- Information supplied:
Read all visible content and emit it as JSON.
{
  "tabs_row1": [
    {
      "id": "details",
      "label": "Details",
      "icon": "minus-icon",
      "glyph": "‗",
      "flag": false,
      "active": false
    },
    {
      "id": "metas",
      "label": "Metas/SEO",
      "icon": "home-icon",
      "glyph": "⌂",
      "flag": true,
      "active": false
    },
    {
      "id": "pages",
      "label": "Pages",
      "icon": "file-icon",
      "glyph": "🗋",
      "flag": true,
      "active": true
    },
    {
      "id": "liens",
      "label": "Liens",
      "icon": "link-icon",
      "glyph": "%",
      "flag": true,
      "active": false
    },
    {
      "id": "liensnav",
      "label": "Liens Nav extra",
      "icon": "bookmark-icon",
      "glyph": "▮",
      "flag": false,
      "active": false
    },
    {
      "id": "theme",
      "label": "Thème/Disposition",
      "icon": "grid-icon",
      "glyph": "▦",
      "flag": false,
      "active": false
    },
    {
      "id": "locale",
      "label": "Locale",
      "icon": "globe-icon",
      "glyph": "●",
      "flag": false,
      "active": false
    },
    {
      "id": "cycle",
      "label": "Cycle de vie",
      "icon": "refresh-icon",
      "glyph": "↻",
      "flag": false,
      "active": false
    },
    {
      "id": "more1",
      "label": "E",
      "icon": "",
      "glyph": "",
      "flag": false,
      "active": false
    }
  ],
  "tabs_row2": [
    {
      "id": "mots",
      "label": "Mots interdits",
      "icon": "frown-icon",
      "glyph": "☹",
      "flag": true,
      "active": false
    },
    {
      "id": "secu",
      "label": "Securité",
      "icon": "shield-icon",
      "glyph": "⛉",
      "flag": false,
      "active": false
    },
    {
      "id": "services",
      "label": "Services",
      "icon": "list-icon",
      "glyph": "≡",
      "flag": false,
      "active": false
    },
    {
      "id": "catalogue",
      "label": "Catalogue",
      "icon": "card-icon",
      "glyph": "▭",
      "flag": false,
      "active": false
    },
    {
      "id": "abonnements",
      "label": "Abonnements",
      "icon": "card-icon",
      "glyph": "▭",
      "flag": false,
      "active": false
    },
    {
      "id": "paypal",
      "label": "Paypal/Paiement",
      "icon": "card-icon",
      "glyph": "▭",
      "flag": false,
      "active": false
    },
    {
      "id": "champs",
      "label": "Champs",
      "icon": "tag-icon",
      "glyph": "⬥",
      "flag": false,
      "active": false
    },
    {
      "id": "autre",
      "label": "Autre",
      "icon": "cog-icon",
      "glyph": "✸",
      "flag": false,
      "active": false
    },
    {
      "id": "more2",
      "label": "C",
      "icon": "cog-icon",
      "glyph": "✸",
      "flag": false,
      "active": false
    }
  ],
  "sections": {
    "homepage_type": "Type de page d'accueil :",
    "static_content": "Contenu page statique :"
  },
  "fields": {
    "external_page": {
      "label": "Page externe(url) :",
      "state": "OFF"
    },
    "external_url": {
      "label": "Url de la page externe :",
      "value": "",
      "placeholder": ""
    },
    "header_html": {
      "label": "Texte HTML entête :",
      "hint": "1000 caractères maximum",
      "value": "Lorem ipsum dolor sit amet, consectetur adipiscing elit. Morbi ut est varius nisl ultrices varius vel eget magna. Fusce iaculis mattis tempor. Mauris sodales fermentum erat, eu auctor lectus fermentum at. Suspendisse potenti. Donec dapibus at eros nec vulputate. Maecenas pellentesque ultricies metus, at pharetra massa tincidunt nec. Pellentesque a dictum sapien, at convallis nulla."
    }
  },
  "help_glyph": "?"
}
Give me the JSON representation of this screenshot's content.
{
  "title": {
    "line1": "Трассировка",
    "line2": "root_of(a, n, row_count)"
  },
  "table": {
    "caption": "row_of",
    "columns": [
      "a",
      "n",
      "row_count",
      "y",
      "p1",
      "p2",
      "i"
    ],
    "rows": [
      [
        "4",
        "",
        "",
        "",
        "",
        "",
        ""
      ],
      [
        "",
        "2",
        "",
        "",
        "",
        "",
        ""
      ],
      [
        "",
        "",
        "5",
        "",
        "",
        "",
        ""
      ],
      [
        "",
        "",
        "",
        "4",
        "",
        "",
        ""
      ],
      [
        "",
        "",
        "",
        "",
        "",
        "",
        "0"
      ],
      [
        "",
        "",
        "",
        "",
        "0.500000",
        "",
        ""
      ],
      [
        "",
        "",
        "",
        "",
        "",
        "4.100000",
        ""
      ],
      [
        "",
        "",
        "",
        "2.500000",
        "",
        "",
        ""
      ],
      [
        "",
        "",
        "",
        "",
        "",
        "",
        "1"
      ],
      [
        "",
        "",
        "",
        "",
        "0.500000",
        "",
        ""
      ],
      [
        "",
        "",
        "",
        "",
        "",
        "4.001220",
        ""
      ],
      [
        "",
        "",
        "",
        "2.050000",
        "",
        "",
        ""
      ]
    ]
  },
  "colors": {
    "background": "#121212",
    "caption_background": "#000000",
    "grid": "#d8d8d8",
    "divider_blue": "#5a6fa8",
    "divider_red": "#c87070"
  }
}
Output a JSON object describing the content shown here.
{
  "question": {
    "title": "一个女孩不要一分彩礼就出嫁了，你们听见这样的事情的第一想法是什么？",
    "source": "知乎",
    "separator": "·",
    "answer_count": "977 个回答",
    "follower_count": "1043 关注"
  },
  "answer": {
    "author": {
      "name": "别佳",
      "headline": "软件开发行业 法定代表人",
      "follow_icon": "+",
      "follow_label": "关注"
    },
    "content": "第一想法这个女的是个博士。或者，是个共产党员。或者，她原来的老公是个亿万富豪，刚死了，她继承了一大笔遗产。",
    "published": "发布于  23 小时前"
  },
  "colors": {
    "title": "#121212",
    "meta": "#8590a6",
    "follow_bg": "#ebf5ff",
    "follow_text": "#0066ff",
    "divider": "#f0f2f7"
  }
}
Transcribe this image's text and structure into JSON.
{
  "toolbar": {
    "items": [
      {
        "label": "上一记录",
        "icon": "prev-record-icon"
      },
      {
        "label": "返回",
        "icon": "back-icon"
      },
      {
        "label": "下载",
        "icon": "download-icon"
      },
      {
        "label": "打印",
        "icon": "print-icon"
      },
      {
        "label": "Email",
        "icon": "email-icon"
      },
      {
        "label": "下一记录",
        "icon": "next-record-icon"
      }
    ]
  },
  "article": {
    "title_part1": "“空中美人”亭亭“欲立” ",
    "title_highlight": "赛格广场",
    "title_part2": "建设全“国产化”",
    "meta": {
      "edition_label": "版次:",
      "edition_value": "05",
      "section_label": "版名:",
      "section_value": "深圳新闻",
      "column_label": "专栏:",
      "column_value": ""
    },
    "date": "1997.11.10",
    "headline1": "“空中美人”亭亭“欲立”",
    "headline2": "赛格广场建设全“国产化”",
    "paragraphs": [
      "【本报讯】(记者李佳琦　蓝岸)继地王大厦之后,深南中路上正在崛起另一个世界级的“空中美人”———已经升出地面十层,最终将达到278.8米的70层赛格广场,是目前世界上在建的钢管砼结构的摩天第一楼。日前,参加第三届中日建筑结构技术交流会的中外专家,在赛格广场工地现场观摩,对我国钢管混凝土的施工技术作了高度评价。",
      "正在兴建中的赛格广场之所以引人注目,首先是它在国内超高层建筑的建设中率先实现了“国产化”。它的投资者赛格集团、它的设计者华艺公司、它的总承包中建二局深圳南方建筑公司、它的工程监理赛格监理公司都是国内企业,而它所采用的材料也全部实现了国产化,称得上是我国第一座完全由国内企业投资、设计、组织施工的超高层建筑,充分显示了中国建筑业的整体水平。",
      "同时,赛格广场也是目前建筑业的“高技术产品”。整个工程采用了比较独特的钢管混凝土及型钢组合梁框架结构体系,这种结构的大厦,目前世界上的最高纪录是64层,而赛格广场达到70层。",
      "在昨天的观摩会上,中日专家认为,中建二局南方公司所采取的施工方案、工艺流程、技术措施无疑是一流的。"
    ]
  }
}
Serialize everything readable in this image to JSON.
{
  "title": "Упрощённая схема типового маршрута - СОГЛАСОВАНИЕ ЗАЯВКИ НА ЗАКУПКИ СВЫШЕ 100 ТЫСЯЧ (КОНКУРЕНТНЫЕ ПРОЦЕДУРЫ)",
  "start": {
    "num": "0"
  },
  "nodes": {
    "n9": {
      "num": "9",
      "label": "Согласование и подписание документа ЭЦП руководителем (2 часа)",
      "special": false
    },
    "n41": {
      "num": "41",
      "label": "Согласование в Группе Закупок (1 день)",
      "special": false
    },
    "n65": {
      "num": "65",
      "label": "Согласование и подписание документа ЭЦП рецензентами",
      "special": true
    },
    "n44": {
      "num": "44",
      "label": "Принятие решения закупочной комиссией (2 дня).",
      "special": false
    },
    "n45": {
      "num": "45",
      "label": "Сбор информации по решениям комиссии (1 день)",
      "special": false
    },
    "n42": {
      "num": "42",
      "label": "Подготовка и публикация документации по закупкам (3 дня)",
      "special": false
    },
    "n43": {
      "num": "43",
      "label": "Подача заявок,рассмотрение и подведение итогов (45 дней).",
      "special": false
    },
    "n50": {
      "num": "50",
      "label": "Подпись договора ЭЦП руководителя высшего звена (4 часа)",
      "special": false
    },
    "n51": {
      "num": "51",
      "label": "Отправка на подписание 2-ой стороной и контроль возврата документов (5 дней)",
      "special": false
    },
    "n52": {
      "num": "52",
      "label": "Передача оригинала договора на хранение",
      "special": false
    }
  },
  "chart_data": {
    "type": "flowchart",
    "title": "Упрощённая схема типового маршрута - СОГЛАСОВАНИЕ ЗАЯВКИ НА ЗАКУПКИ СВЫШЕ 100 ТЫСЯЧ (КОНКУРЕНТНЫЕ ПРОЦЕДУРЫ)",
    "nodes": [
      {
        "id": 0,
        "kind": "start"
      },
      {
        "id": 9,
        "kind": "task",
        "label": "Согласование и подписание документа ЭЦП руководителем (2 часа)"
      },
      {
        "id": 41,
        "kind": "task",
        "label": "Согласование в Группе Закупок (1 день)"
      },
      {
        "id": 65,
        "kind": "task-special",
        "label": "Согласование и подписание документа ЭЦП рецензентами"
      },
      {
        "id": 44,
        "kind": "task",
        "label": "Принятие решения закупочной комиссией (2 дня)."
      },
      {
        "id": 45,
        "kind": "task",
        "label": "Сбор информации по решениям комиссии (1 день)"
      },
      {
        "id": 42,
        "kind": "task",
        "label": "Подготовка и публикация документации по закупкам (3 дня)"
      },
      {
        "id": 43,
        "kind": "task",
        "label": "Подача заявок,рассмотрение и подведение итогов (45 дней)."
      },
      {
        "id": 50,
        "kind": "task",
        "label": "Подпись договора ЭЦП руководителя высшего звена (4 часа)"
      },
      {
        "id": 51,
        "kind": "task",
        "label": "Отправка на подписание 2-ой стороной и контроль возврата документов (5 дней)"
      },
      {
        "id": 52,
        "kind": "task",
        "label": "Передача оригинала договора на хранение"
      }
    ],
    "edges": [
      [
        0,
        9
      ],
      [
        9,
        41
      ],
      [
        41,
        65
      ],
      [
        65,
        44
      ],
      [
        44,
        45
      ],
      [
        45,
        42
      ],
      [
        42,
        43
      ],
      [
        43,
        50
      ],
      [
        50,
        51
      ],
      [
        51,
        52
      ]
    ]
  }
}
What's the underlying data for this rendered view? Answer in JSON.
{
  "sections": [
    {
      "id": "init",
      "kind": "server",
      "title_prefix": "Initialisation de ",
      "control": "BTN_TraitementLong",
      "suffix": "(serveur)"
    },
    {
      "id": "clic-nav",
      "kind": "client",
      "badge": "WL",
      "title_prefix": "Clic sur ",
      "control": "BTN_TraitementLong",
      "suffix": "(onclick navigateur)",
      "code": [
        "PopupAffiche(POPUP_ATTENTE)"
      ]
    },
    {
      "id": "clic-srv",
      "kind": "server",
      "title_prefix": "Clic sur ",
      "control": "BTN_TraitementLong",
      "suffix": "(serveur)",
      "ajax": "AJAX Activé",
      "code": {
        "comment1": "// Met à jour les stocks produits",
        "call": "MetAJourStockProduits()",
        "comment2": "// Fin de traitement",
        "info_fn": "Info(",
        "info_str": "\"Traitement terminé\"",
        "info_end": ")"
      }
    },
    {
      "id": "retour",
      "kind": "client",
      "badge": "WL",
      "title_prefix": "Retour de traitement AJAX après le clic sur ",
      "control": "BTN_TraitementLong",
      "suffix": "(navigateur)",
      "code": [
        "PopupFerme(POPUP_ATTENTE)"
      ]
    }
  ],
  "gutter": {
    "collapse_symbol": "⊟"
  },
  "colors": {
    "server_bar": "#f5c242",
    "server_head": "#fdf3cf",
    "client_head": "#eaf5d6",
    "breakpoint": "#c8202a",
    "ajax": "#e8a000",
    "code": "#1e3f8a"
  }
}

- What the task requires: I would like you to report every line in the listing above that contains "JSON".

- Solution to the exercise:
Read all visible content and emit it as JSON.
Give me the JSON representation of this screenshot's content.
Output a JSON object describing the content shown here.
Transcribe this image's text and structure into JSON.
Serialize everything readable in this image to JSON.
What's the underlying data for this rendered view? Answer in JSON.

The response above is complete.